The Dallas case rises a question: Should protocols for infection control be revised?

protocol-ebola

A nurse from the Texas Health Presbyterian Hospital, where a patient was treated for Ebola, contracted the disease. This is the first case of Ebola transmission in North America. Although the authorities are reassuring, the question arises in hospitals: Are protocols in place really effective?

The nurse in question, Ms. Nina Pham wore protective equipment as directed by the hospital. Indeed, she claims to have followed protocol at all times and she is unable to identify how she could have contracted the virus. It is assumed that methods of environmental control were in place so the room was disinfected daily with sodium hypochlorite as prescribed.

A breach of protocol?

The director of the CDC (Center for Disease Control), Dr. Thomas R. Frieden believes that treatment protocols were not followed to the letter “Clearly there was a breach in protocol. We have the ability to prevent the spread of Ebola by caring safely for patients.”

CDCs are investigating in order to identify how Ms. Pham may have acquired the infection. Protocols are of course being examined. They would be sufficient to protect healthcare workers from infection by the virus if followed properly. Nevertheless, removing the protective equipment is always pointed out as a critical step. In Europe, another investigation is under way to understand how a Spanish nurse found herself in the same situation.

No reported case in Quebec, yet

The Ministère de la Santé et des Services sociaux in collaboration with the Institut nationale de santé publique du Québec has issued recommendations in case of an outbreak. It is important that each healthcare center that can receive a potentially infectious patient put in place appropriate precautionary measures. Thus, it is important to have the required equipment for this type of care.

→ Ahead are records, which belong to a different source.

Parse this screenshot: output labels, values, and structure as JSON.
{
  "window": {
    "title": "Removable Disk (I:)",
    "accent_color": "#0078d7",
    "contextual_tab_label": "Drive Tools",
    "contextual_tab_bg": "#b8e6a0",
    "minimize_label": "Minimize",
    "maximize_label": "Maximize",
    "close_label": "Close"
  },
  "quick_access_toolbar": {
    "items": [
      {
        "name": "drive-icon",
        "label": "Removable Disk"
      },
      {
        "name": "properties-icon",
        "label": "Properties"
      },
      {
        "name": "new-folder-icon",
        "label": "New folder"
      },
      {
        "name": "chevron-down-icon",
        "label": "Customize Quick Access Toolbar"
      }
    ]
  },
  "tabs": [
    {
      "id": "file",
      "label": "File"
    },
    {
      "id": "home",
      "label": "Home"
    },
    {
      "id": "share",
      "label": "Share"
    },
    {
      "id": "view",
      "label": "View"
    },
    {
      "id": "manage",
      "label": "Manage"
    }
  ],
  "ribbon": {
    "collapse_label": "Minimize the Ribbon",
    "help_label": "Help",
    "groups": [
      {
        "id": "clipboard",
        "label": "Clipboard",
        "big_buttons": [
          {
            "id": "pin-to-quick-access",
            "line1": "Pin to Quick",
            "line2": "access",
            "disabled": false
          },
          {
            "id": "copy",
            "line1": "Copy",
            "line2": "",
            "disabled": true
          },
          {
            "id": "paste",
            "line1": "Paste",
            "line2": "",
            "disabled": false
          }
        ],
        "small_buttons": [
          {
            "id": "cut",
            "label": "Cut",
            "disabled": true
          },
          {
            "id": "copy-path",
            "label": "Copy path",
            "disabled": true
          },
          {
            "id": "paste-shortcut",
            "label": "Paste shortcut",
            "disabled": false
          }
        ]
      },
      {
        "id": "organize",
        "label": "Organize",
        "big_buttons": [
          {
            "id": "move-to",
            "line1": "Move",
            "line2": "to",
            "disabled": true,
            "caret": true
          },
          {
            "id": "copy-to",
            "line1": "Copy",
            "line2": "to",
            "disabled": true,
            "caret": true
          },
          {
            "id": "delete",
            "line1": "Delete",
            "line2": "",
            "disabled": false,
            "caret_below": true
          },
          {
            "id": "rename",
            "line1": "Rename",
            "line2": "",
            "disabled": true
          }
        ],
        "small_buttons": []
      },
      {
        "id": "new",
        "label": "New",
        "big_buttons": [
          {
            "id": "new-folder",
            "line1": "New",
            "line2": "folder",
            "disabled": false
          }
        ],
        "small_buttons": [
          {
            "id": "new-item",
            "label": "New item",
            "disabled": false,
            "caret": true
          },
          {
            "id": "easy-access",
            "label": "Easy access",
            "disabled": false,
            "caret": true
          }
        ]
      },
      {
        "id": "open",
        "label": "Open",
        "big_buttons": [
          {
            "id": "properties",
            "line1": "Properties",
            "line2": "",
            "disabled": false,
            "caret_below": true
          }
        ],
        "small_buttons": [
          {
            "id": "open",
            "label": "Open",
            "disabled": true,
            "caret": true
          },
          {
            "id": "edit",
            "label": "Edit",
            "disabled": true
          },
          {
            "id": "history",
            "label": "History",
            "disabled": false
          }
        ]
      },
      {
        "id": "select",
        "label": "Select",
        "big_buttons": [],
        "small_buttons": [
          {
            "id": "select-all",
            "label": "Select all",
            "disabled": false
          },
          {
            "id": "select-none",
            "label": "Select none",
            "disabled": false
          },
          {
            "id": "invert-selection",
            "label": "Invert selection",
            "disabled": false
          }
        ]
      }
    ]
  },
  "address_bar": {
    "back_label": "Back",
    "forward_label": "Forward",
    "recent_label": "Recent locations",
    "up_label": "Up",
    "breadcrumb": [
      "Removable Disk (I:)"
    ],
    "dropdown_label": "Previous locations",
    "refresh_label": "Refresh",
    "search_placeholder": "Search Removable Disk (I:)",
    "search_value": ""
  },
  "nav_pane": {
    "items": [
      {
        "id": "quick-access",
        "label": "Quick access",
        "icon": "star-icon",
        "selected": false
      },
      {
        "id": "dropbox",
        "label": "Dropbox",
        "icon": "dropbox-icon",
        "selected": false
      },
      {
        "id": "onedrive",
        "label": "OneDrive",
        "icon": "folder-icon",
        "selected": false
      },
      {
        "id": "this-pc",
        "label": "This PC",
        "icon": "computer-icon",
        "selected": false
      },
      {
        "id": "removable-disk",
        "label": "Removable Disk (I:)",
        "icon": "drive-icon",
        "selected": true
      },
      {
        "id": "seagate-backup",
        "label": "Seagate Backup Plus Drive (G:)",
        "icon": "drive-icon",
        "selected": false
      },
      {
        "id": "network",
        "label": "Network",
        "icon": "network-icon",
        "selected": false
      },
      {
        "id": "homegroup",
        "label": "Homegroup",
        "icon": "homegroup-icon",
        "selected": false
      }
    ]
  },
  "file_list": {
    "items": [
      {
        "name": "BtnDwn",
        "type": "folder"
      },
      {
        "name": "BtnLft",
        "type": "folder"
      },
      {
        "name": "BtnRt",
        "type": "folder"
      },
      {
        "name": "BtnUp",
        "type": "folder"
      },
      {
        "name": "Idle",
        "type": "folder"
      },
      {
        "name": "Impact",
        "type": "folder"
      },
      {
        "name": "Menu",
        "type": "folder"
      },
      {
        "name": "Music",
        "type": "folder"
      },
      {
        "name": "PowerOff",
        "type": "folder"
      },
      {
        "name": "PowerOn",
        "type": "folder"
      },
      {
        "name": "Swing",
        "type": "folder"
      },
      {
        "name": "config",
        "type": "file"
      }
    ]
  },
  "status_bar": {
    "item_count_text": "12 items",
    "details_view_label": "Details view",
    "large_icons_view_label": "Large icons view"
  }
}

At Lalema, we can help you by providing all the necessary protective equipment and disinfectant ! For any special needs, please contact us.